Report on Akutan (United States) — November 1991
Bulletin of the Global Volcanism Network, vol. 16, no. 11 (November 1991)
Managing Editor: Lindsay McClelland.
Akutan (United States) Summit tephra emission
Please cite this report as:
Global Volcanism Program, 1991. Report on Akutan (United States) (McClelland, L., ed.). Bulletin of the Global Volcanism Network, 16:11. Smithsonian Institution.
54.134°N, 165.986°W; summit elev. 1303 m
All times are local (unless otherwise noted)
Summit tephra emissions resumed in mid-September . . . . Observer's initials, in brackets, follow their information in the chronology below.
15 September: Voluminous black emissions rose ~300 m from the summit cone between 0800 and 0900. White steam with some black material was briefly emitted shortly after 0900 [F/R].
27 September: Dark gray, billowing plume to roughly 2,500 m altitude seen from an aircraft during the morning [DT]. Clouds obscured the volcano during the afternoon.
29 September: Small tephra plume to <2,500 m altitude seen from an aircraft at 1315 [JR]. Six brief tephra emissions, the first three at 1517, 1520, and 1535, fed black to light-brown plumes that rose to an estimated 3,000 m within a minute [MO]. Black plume emission was observed for 3 minutes at about 1800 [T]. Another plume rose ~4,500 m sometime between 2000 and 2100 [MO]. Snow on the volcano remained white that evening, but was ash-covered by the next afternoon, when some fine ash was evident on flat surfaces 12.5 km E of the volcano (in Akutan village) [MO & BJ].
11 October: Plumes rose briefly to about 2,400 m and 2,100 m altitudes at 1030 and 1100, respectively [DT].
13 October: Trace of ash fell on Akutan village. Ash was seen falling through clouds on the W end of Akutan Bay [MO].
14 October: Emission of gas and black ash was nearly continuous, to roughly 1,000 m above the summit. Larger explosive episodes occurred approximately hourly; the first was observed at 0935 (shortly after dawn), rising 1,500-1,800 m above the volcano [MO & NS]. Six dark plumes rose at least 500 m above the volcano between 1530 and 1730 [BJ]. One, at 1721, reached 1,500 m above the summit [JW].
18 October: Continuous steaming, with emission of at least 6 dark short-lived plumes to 450-600 m height [MO].
19 October: Ash blackened snow down to the snow-line (at about 300 m altitude) [BJ].
30 October: White gas plume about 600 m high emitted between 0800 and 1000. No gas emission was evident between 1300 and 1500, but ash had fallen N of the crater rim since the last snow, 2 days earlier [ML].
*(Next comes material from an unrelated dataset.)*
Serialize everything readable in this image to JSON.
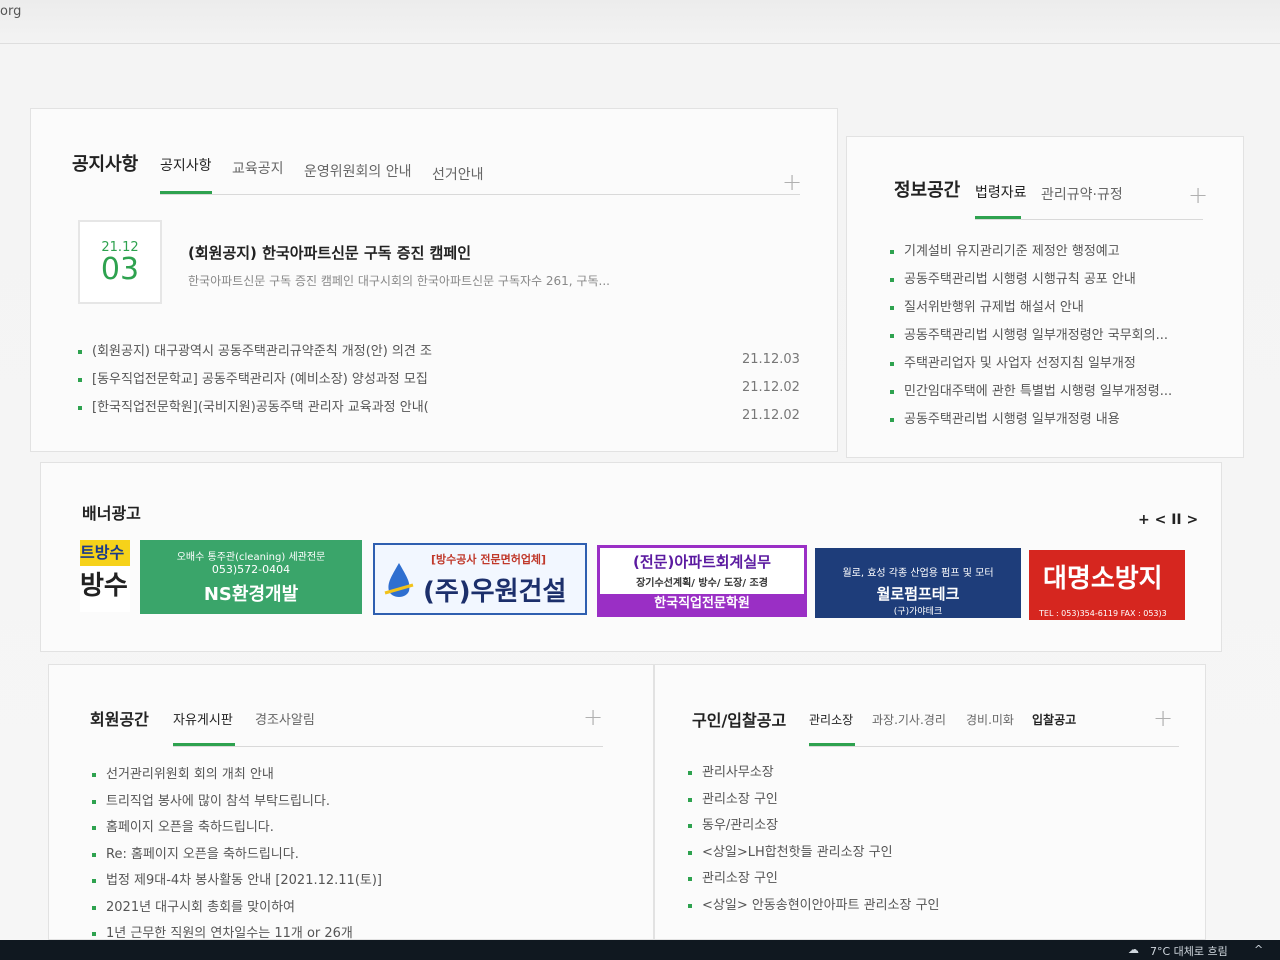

Observers (initials in brackets): F/R - unidentified fisherman aboard the Richards (Seattle); DT and JR - Darren Talmadge and Jodeann Ryan, MarkAir; MO, BJ, and ML - Mark Owen, Bret Joines, and Michael Lockhart, Trident Seafood; T - crew of the Tarpon (Petropavlovsk-Kamchatsky); NS - Nick Sias (Peninsula Airways); JW - Jack Wood, OESI Corp.
Geologic Background. One of the most active volcanoes of the Aleutian arc, Akutan contains 2-km-wide caldera with an active intracaldera cone. An older, largely buried caldera was formed during the late Pleistocene or early Holocene. Two volcanic centers are located on the NW flank. Lava Peak is of Pleistocene age, and a cinder cone lower on the flank produced a lava flow in 1852 that extended the shoreline of the island and forms Lava Point. The 60-365 m deep younger caldera was formed during a major explosive eruption about 1600 years ago and contains at least three lakes. The currently active large cinder cone in the NE part of the caldera has been the source of frequent explosive eruptions with occasional lava effusion that blankets the caldera floor. A lava flow in 1978 traveled through a narrow breach in the north caldera rim almost to the coast. Fumaroles occur at the base of the caldera cinder cone, and hot springs are located NE of the caldera at the head of Hot Springs Bay valley and along the shores of Hot Springs Bay.
Information Contacts: J. Reeder, ADGGS.